Who's Trounced the Fund Averages? We Have.
The average dollar invested in mutual funds has outgained the average fund. Why? Cheaper U.S. stock funds have crushed.
The average dollar invested in mutual funds earned a higher net return than the average fund did over the trailing one-, three-, five-, 10-, and 15-year periods ended Jan. 31, 2020. This performance has been consistent, with the average dollar topping the average fund in every calendar year we examined, including 2019 when it outperformed by nearly 3%. This outcome is largely explained by two factors--investors’ preference for lower-cost funds, which have outperformed, and U.S. stock funds’ strong returns, as such funds are home to a disproportionate share of assets. In particular, the strong performance of U.S. large-blend and large-growth funds has buoyed asset-weighted average returns.
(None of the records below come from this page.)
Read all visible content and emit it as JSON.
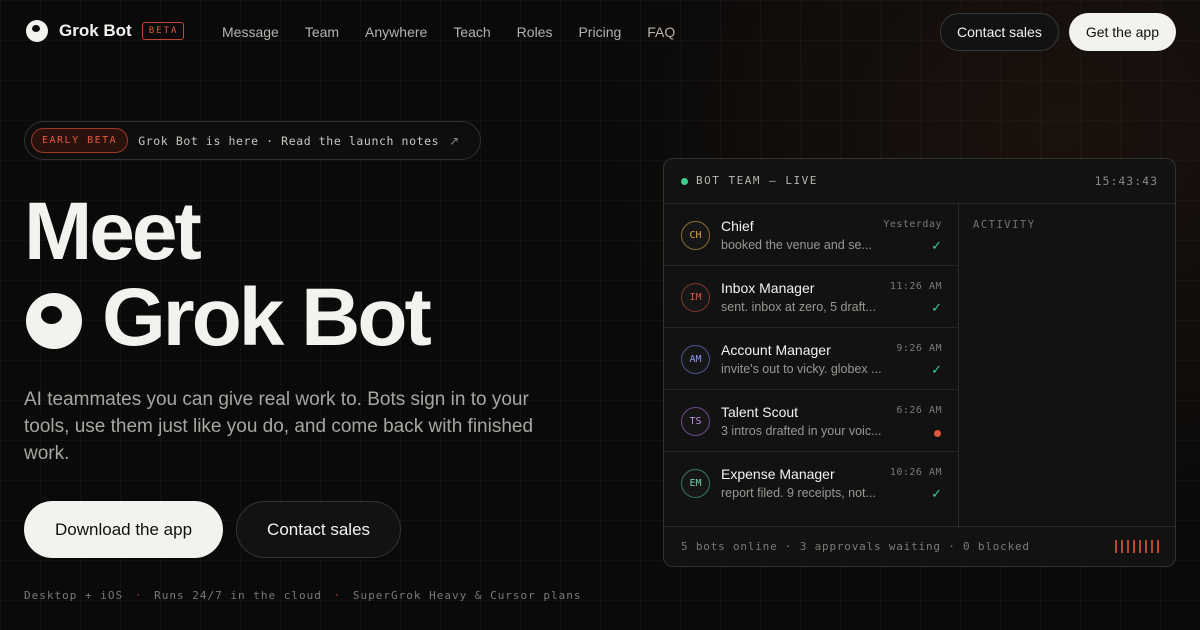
{
  "nav": {
    "brand": "Grok Bot",
    "beta_badge": "BETA",
    "links": [
      "Message",
      "Team",
      "Anywhere",
      "Teach",
      "Roles",
      "Pricing",
      "FAQ"
    ],
    "contact_sales": "Contact sales",
    "get_app": "Get the app"
  },
  "announce": {
    "badge": "EARLY BETA",
    "text": "Grok Bot is here · Read the launch notes",
    "arrow": "↗"
  },
  "hero": {
    "line1": "Meet",
    "line2": "Grok Bot",
    "subtitle": "AI teammates you can give real work to. Bots sign in to your tools, use them just like you do, and come back with finished work.",
    "download_button": "Download the app",
    "contact_button": "Contact sales",
    "footnotes": [
      "Desktop + iOS",
      "Runs 24/7 in the cloud",
      "SuperGrok Heavy & Cursor plans"
    ],
    "footnote_sep": "·"
  },
  "panel": {
    "title": "BOT TEAM — LIVE",
    "clock": "15:43:43",
    "activity_label": "ACTIVITY",
    "footer": "5 bots online · 3 approvals waiting · 0 blocked",
    "bots": [
      {
        "initials": "CH",
        "name": "Chief",
        "message": "booked the venue and se...",
        "time": "Yesterday",
        "status": "✓",
        "color": "#d9a24a"
      },
      {
        "initials": "IM",
        "name": "Inbox Manager",
        "message": "sent. inbox at zero, 5 draft...",
        "time": "11:26 AM",
        "status": "✓",
        "color": "#d0583e"
      },
      {
        "initials": "AM",
        "name": "Account Manager",
        "message": "invite's out to vicky. globex ...",
        "time": "9:26 AM",
        "status": "✓",
        "color": "#7f8ee0"
      },
      {
        "initials": "TS",
        "name": "Talent Scout",
        "message": "3 intros drafted in your voic...",
        "time": "6:26 AM",
        "status": "dot",
        "color": "#b77fd9"
      },
      {
        "initials": "EM",
        "name": "Expense Manager",
        "message": "report filed. 9 receipts, not...",
        "time": "10:26 AM",
        "status": "✓",
        "color": "#5cc89a"
      }
    ]
  }
}
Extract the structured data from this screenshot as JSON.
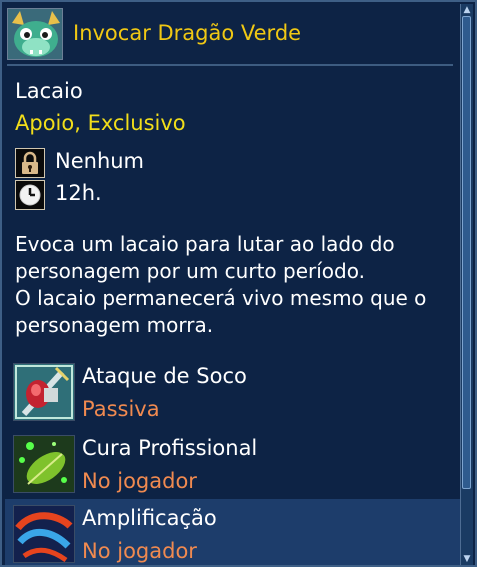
{
  "tooltip": {
    "title": "Invocar Dragão Verde",
    "category": "Lacaio",
    "tags": "Apoio, Exclusivo",
    "stats": [
      {
        "icon": "lock-icon",
        "value": "Nenhum"
      },
      {
        "icon": "clock-icon",
        "value": "12h."
      }
    ],
    "description": [
      "Evoca um lacaio para lutar ao lado do",
      "personagem por um curto período.",
      "O lacaio permanecerá vivo mesmo que o",
      "personagem morra."
    ],
    "skills": [
      {
        "name": "Ataque de Soco",
        "type": "Passiva",
        "icon": "punch-attack-icon"
      },
      {
        "name": "Cura Profissional",
        "type": "No jogador",
        "icon": "heal-leaf-icon"
      },
      {
        "name": "Amplificação",
        "type": "No jogador",
        "icon": "amplify-swirl-icon"
      }
    ]
  },
  "colors": {
    "background": "#0d2345",
    "title": "#f0c814",
    "tags": "#f2de1a",
    "skill_type": "#f08a50",
    "selected_row": "#1d3d6b"
  }
}
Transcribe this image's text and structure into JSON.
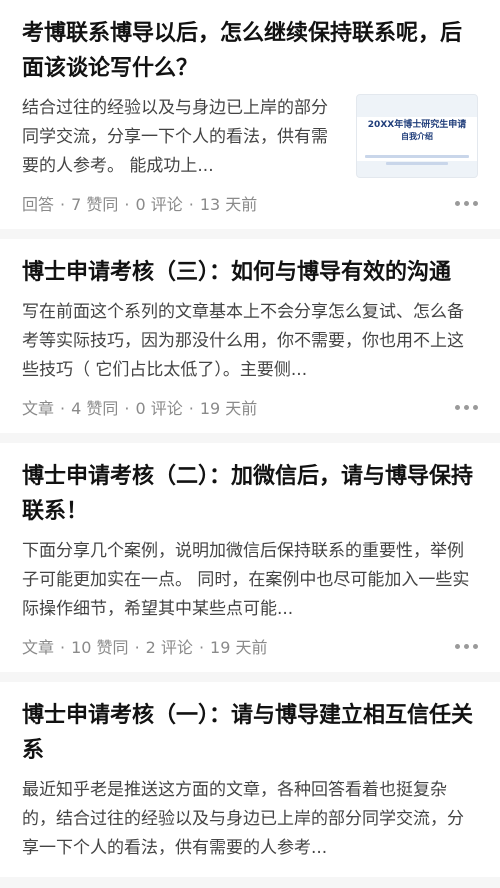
{
  "feed": {
    "items": [
      {
        "title": "考博联系博导以后，怎么继续保持联系呢，后面该谈论写什么？",
        "excerpt": "结合过往的经验以及与身边已上岸的部分同学交流，分享一下个人的看法，供有需要的人参考。 能成功上...",
        "type": "回答",
        "likes": "7 赞同",
        "comments": "0 评论",
        "time": "13 天前",
        "thumbnail": {
          "title": "20XX年博士研究生申请",
          "subtitle": "自我介绍"
        }
      },
      {
        "title": "博士申请考核（三）：如何与博导有效的沟通",
        "excerpt": "写在前面这个系列的文章基本上不会分享怎么复试、怎么备考等实际技巧，因为那没什么用，你不需要，你也用不上这些技巧（ 它们占比太低了）。主要侧...",
        "type": "文章",
        "likes": "4 赞同",
        "comments": "0 评论",
        "time": "19 天前"
      },
      {
        "title": "博士申请考核（二）：加微信后，请与博导保持联系！",
        "excerpt": "下面分享几个案例，说明加微信后保持联系的重要性，举例子可能更加实在一点。 同时，在案例中也尽可能加入一些实际操作细节，希望其中某些点可能...",
        "type": "文章",
        "likes": "10 赞同",
        "comments": "2 评论",
        "time": "19 天前"
      },
      {
        "title": "博士申请考核（一）：请与博导建立相互信任关系",
        "excerpt": "最近知乎老是推送这方面的文章，各种回答看着也挺复杂的，结合过往的经验以及与身边已上岸的部分同学交流，分享一下个人的看法，供有需要的人参考..."
      }
    ],
    "separator": "·"
  }
}
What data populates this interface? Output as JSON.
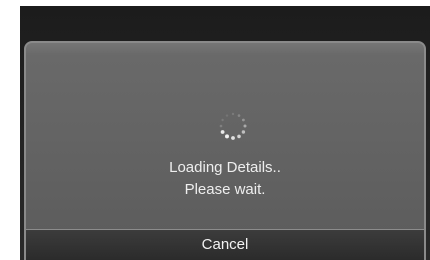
{
  "dialog": {
    "message_line1": "Loading Details..",
    "message_line2": "Please wait.",
    "cancel_label": "Cancel"
  },
  "icons": {
    "spinner": "loading-spinner-icon"
  },
  "colors": {
    "screen_background": "#222222",
    "dialog_background": "#636363",
    "dialog_border": "#8a8a8a",
    "text": "#eeeeee",
    "cancel_background": "#333333"
  }
}
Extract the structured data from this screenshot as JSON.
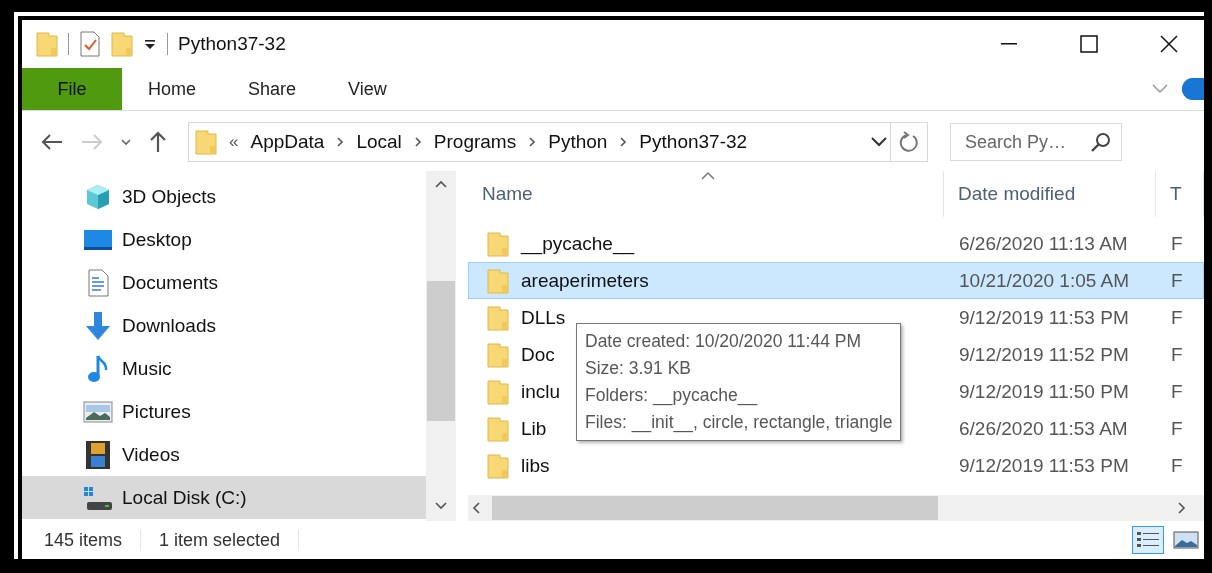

We compiled the monthly net and gross returns and monthly net assets of all U.S. mutual funds for the 15-year period of Feb. 1, 2005, through Jan. 31, 2020. This included dead funds (that is, those that have been merged or liquidated away) but excluded fund of funds. The study does not include exchange-traded funds.